[Stored data entries]

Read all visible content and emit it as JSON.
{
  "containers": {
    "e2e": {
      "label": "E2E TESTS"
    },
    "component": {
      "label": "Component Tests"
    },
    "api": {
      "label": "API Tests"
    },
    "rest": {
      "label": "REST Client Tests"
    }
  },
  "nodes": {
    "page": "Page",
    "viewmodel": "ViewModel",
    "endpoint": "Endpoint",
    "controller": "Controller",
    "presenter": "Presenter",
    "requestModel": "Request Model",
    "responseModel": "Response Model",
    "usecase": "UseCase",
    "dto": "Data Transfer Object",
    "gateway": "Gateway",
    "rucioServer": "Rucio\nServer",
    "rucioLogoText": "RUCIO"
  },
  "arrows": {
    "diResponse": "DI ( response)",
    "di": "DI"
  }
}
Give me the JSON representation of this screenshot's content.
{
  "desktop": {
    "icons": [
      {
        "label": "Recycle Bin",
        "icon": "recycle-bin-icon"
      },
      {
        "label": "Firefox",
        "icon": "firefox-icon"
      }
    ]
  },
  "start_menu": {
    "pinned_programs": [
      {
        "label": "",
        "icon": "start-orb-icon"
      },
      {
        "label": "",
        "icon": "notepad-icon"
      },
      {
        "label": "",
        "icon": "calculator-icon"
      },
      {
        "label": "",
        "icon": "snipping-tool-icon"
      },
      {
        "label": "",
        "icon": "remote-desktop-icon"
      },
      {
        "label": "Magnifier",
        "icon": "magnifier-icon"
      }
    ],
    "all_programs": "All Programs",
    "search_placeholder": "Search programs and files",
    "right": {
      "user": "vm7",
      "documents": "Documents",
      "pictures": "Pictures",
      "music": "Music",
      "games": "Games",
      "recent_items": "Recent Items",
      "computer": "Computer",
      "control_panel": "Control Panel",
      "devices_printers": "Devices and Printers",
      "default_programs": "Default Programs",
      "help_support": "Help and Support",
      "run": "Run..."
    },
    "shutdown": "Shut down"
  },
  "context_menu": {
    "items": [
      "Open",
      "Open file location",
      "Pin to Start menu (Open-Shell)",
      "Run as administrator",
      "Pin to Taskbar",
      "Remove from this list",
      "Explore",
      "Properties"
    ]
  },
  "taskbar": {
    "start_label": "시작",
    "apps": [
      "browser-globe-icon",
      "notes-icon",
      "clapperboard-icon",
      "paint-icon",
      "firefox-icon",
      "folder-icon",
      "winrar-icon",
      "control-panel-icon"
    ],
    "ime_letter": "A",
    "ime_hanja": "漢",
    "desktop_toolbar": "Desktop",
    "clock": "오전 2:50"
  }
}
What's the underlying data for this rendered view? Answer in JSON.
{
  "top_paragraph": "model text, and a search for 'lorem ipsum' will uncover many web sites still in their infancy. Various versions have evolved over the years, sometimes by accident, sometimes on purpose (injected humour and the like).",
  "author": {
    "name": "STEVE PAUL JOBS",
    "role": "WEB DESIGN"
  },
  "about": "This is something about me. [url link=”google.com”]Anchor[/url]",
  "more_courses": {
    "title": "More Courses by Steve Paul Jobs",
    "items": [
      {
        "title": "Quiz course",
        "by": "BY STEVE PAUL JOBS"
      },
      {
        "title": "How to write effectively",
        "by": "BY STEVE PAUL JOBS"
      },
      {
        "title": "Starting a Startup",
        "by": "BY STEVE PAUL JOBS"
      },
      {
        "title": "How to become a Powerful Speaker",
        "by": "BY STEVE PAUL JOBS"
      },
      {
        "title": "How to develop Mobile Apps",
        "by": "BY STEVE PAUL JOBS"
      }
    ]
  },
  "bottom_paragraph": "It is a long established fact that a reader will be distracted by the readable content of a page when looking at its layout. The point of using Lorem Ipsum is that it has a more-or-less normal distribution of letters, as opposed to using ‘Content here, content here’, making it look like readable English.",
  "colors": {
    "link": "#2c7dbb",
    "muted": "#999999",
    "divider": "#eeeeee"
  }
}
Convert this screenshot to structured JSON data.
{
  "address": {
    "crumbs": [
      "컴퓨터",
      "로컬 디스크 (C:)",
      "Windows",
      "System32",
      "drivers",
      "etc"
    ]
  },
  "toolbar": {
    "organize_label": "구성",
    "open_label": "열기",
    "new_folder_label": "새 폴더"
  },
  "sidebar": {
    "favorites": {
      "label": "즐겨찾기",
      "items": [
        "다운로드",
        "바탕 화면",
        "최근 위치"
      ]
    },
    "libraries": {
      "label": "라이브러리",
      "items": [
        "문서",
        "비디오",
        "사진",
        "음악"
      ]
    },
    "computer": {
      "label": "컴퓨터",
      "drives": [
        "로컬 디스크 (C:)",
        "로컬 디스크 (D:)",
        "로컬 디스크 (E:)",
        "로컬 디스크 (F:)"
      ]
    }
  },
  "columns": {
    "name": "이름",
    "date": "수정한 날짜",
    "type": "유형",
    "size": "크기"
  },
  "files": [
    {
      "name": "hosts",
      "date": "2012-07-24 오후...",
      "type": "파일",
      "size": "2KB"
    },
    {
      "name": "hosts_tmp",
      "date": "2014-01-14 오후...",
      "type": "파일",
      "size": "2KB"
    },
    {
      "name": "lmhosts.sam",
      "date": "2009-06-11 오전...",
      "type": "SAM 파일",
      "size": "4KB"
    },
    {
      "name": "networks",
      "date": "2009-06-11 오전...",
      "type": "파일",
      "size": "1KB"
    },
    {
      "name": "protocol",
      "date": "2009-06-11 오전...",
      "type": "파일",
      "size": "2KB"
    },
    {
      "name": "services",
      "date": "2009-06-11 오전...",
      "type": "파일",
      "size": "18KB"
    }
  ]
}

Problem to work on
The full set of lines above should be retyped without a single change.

Response for this exercise
Read all visible content and emit it as JSON.
{
  "containers": {
    "e2e": {
      "label": "E2E TESTS"
    },
    "component": {
      "label": "Component Tests"
    },
    "api": {
      "label": "API Tests"
    },
    "rest": {
      "label": "REST Client Tests"
    }
  },
  "nodes": {
    "page": "Page",
    "viewmodel": "ViewModel",
    "endpoint": "Endpoint",
    "controller": "Controller",
    "presenter": "Presenter",
    "requestModel": "Request Model",
    "responseModel": "Response Model",
    "usecase": "UseCase",
    "dto": "Data Transfer Object",
    "gateway": "Gateway",
    "rucioServer": "Rucio\nServer",
    "rucioLogoText": "RUCIO"
  },
  "arrows": {
    "diResponse": "DI ( response)",
    "di": "DI"
  }
}
Give me the JSON representation of this screenshot's content.
{
  "desktop": {
    "icons": [
      {
        "label": "Recycle Bin",
        "icon": "recycle-bin-icon"
      },
      {
        "label": "Firefox",
        "icon": "firefox-icon"
      }
    ]
  },
  "start_menu": {
    "pinned_programs": [
      {
        "label": "",
        "icon": "start-orb-icon"
      },
      {
        "label": "",
        "icon": "notepad-icon"
      },
      {
        "label": "",
        "icon": "calculator-icon"
      },
      {
        "label": "",
        "icon": "snipping-tool-icon"
      },
      {
        "label": "",
        "icon": "remote-desktop-icon"
      },
      {
        "label": "Magnifier",
        "icon": "magnifier-icon"
      }
    ],
    "all_programs": "All Programs",
    "search_placeholder": "Search programs and files",
    "right": {
      "user": "vm7",
      "documents": "Documents",
      "pictures": "Pictures",
      "music": "Music",
      "games": "Games",
      "recent_items": "Recent Items",
      "computer": "Computer",
      "control_panel": "Control Panel",
      "devices_printers": "Devices and Printers",
      "default_programs": "Default Programs",
      "help_support": "Help and Support",
      "run": "Run..."
    },
    "shutdown": "Shut down"
  },
  "context_menu": {
    "items": [
      "Open",
      "Open file location",
      "Pin to Start menu (Open-Shell)",
      "Run as administrator",
      "Pin to Taskbar",
      "Remove from this list",
      "Explore",
      "Properties"
    ]
  },
  "taskbar": {
    "start_label": "시작",
    "apps": [
      "browser-globe-icon",
      "notes-icon",
      "clapperboard-icon",
      "paint-icon",
      "firefox-icon",
      "folder-icon",
      "winrar-icon",
      "control-panel-icon"
    ],
    "ime_letter": "A",
    "ime_hanja": "漢",
    "desktop_toolbar": "Desktop",
    "clock": "오전 2:50"
  }
}
What's the underlying data for this rendered view? Answer in JSON.
{
  "top_paragraph": "model text, and a search for 'lorem ipsum' will uncover many web sites still in their infancy. Various versions have evolved over the years, sometimes by accident, sometimes on purpose (injected humour and the like).",
  "author": {
    "name": "STEVE PAUL JOBS",
    "role": "WEB DESIGN"
  },
  "about": "This is something about me. [url link=”google.com”]Anchor[/url]",
  "more_courses": {
    "title": "More Courses by Steve Paul Jobs",
    "items": [
      {
        "title": "Quiz course",
        "by": "BY STEVE PAUL JOBS"
      },
      {
        "title": "How to write effectively",
        "by": "BY STEVE PAUL JOBS"
      },
      {
        "title": "Starting a Startup",
        "by": "BY STEVE PAUL JOBS"
      },
      {
        "title": "How to become a Powerful Speaker",
        "by": "BY STEVE PAUL JOBS"
      },
      {
        "title": "How to develop Mobile Apps",
        "by": "BY STEVE PAUL JOBS"
      }
    ]
  },
  "bottom_paragraph": "It is a long established fact that a reader will be distracted by the readable content of a page when looking at its layout. The point of using Lorem Ipsum is that it has a more-or-less normal distribution of letters, as opposed to using ‘Content here, content here’, making it look like readable English.",
  "colors": {
    "link": "#2c7dbb",
    "muted": "#999999",
    "divider": "#eeeeee"
  }
}
Convert this screenshot to structured JSON data.
{
  "address": {
    "crumbs": [
      "컴퓨터",
      "로컬 디스크 (C:)",
      "Windows",
      "System32",
      "drivers",
      "etc"
    ]
  },
  "toolbar": {
    "organize_label": "구성",
    "open_label": "열기",
    "new_folder_label": "새 폴더"
  },
  "sidebar": {
    "favorites": {
      "label": "즐겨찾기",
      "items": [
        "다운로드",
        "바탕 화면",
        "최근 위치"
      ]
    },
    "libraries": {
      "label": "라이브러리",
      "items": [
        "문서",
        "비디오",
        "사진",
        "음악"
      ]
    },
    "computer": {
      "label": "컴퓨터",
      "drives": [
        "로컬 디스크 (C:)",
        "로컬 디스크 (D:)",
        "로컬 디스크 (E:)",
        "로컬 디스크 (F:)"
      ]
    }
  },
  "columns": {
    "name": "이름",
    "date": "수정한 날짜",
    "type": "유형",
    "size": "크기"
  },
  "files": [
    {
      "name": "hosts",
      "date": "2012-07-24 오후...",
      "type": "파일",
      "size": "2KB"
    },
    {
      "name": "hosts_tmp",
      "date": "2014-01-14 오후...",
      "type": "파일",
      "size": "2KB"
    },
    {
      "name": "lmhosts.sam",
      "date": "2009-06-11 오전...",
      "type": "SAM 파일",
      "size": "4KB"
    },
    {
      "name": "networks",
      "date": "2009-06-11 오전...",
      "type": "파일",
      "size": "1KB"
    },
    {
      "name": "protocol",
      "date": "2009-06-11 오전...",
      "type": "파일",
      "size": "2KB"
    },
    {
      "name": "services",
      "date": "2009-06-11 오전...",
      "type": "파일",
      "size": "18KB"
    }
  ]
}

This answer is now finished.